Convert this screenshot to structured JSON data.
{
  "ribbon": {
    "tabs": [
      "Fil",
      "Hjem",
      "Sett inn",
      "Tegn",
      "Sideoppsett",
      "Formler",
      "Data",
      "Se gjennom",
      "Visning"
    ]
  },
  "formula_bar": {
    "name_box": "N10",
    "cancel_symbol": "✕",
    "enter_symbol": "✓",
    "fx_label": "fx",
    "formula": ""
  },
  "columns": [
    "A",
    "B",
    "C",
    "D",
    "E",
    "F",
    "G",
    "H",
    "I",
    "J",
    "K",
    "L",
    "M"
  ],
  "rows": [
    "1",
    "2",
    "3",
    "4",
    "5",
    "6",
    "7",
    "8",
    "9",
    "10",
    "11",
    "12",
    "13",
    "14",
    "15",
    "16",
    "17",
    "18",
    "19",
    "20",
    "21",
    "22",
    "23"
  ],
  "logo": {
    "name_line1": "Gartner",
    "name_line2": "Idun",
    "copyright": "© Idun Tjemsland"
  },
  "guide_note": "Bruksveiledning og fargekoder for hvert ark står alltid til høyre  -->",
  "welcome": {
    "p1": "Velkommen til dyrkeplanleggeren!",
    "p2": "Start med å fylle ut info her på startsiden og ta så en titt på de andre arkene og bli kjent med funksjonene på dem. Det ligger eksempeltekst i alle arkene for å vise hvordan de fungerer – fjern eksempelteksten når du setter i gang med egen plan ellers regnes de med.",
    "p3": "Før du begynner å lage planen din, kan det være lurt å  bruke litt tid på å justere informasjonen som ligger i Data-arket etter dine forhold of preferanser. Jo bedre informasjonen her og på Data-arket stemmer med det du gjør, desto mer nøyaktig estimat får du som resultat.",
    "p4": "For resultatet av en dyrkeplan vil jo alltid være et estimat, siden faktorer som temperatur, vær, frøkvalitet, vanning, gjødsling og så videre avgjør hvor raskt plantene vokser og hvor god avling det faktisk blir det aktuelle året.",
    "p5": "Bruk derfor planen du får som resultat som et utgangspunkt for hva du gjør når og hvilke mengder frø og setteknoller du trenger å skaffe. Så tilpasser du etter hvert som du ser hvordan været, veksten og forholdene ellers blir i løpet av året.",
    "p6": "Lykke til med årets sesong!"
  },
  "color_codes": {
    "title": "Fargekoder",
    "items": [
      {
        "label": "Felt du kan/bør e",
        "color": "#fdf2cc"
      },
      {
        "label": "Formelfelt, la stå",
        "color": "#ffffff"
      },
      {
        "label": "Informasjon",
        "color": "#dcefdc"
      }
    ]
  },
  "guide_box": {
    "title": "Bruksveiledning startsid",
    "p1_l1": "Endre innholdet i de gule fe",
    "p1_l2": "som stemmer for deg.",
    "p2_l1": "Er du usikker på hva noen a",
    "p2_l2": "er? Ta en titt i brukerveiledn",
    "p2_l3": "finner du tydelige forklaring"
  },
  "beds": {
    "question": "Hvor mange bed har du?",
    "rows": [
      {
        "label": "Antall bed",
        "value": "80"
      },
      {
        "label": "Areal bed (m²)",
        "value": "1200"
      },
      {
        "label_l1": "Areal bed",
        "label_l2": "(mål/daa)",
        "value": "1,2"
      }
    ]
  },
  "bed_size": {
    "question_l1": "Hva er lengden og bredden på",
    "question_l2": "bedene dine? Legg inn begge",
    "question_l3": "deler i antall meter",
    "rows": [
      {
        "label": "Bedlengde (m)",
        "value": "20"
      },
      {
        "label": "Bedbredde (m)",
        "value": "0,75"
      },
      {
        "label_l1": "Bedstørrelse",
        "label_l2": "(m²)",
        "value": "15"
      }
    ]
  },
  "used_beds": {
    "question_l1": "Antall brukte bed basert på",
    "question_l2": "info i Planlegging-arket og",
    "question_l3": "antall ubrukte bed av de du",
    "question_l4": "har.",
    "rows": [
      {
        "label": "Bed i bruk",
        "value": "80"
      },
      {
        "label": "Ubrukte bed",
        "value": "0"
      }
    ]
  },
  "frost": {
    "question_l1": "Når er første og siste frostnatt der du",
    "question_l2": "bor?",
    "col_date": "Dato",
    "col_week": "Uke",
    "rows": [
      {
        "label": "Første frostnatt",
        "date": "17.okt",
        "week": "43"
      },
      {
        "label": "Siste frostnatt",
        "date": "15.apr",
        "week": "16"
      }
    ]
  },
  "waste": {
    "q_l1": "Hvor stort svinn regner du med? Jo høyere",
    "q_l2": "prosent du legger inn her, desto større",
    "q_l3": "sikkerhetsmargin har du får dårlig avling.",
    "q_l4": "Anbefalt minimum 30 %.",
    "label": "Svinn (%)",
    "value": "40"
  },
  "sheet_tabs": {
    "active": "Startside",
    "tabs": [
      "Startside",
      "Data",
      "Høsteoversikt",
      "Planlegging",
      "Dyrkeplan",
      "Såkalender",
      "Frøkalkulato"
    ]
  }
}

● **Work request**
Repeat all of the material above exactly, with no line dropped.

● **Result**
Convert this screenshot to structured JSON data.
{
  "ribbon": {
    "tabs": [
      "Fil",
      "Hjem",
      "Sett inn",
      "Tegn",
      "Sideoppsett",
      "Formler",
      "Data",
      "Se gjennom",
      "Visning"
    ]
  },
  "formula_bar": {
    "name_box": "N10",
    "cancel_symbol": "✕",
    "enter_symbol": "✓",
    "fx_label": "fx",
    "formula": ""
  },
  "columns": [
    "A",
    "B",
    "C",
    "D",
    "E",
    "F",
    "G",
    "H",
    "I",
    "J",
    "K",
    "L",
    "M"
  ],
  "rows": [
    "1",
    "2",
    "3",
    "4",
    "5",
    "6",
    "7",
    "8",
    "9",
    "10",
    "11",
    "12",
    "13",
    "14",
    "15",
    "16",
    "17",
    "18",
    "19",
    "20",
    "21",
    "22",
    "23"
  ],
  "logo": {
    "name_line1": "Gartner",
    "name_line2": "Idun",
    "copyright": "© Idun Tjemsland"
  },
  "guide_note": "Bruksveiledning og fargekoder for hvert ark står alltid til høyre  -->",
  "welcome": {
    "p1": "Velkommen til dyrkeplanleggeren!",
    "p2": "Start med å fylle ut info her på startsiden og ta så en titt på de andre arkene og bli kjent med funksjonene på dem. Det ligger eksempeltekst i alle arkene for å vise hvordan de fungerer – fjern eksempelteksten når du setter i gang med egen plan ellers regnes de med.",
    "p3": "Før du begynner å lage planen din, kan det være lurt å  bruke litt tid på å justere informasjonen som ligger i Data-arket etter dine forhold of preferanser. Jo bedre informasjonen her og på Data-arket stemmer med det du gjør, desto mer nøyaktig estimat får du som resultat.",
    "p4": "For resultatet av en dyrkeplan vil jo alltid være et estimat, siden faktorer som temperatur, vær, frøkvalitet, vanning, gjødsling og så videre avgjør hvor raskt plantene vokser og hvor god avling det faktisk blir det aktuelle året.",
    "p5": "Bruk derfor planen du får som resultat som et utgangspunkt for hva du gjør når og hvilke mengder frø og setteknoller du trenger å skaffe. Så tilpasser du etter hvert som du ser hvordan været, veksten og forholdene ellers blir i løpet av året.",
    "p6": "Lykke til med årets sesong!"
  },
  "color_codes": {
    "title": "Fargekoder",
    "items": [
      {
        "label": "Felt du kan/bør e",
        "color": "#fdf2cc"
      },
      {
        "label": "Formelfelt, la stå",
        "color": "#ffffff"
      },
      {
        "label": "Informasjon",
        "color": "#dcefdc"
      }
    ]
  },
  "guide_box": {
    "title": "Bruksveiledning startsid",
    "p1_l1": "Endre innholdet i de gule fe",
    "p1_l2": "som stemmer for deg.",
    "p2_l1": "Er du usikker på hva noen a",
    "p2_l2": "er? Ta en titt i brukerveiledn",
    "p2_l3": "finner du tydelige forklaring"
  },
  "beds": {
    "question": "Hvor mange bed har du?",
    "rows": [
      {
        "label": "Antall bed",
        "value": "80"
      },
      {
        "label": "Areal bed (m²)",
        "value": "1200"
      },
      {
        "label_l1": "Areal bed",
        "label_l2": "(mål/daa)",
        "value": "1,2"
      }
    ]
  },
  "bed_size": {
    "question_l1": "Hva er lengden og bredden på",
    "question_l2": "bedene dine? Legg inn begge",
    "question_l3": "deler i antall meter",
    "rows": [
      {
        "label": "Bedlengde (m)",
        "value": "20"
      },
      {
        "label": "Bedbredde (m)",
        "value": "0,75"
      },
      {
        "label_l1": "Bedstørrelse",
        "label_l2": "(m²)",
        "value": "15"
      }
    ]
  },
  "used_beds": {
    "question_l1": "Antall brukte bed basert på",
    "question_l2": "info i Planlegging-arket og",
    "question_l3": "antall ubrukte bed av de du",
    "question_l4": "har.",
    "rows": [
      {
        "label": "Bed i bruk",
        "value": "80"
      },
      {
        "label": "Ubrukte bed",
        "value": "0"
      }
    ]
  },
  "frost": {
    "question_l1": "Når er første og siste frostnatt der du",
    "question_l2": "bor?",
    "col_date": "Dato",
    "col_week": "Uke",
    "rows": [
      {
        "label": "Første frostnatt",
        "date": "17.okt",
        "week": "43"
      },
      {
        "label": "Siste frostnatt",
        "date": "15.apr",
        "week": "16"
      }
    ]
  },
  "waste": {
    "q_l1": "Hvor stort svinn regner du med? Jo høyere",
    "q_l2": "prosent du legger inn her, desto større",
    "q_l3": "sikkerhetsmargin har du får dårlig avling.",
    "q_l4": "Anbefalt minimum 30 %.",
    "label": "Svinn (%)",
    "value": "40"
  },
  "sheet_tabs": {
    "active": "Startside",
    "tabs": [
      "Startside",
      "Data",
      "Høsteoversikt",
      "Planlegging",
      "Dyrkeplan",
      "Såkalender",
      "Frøkalkulato"
    ]
  }
}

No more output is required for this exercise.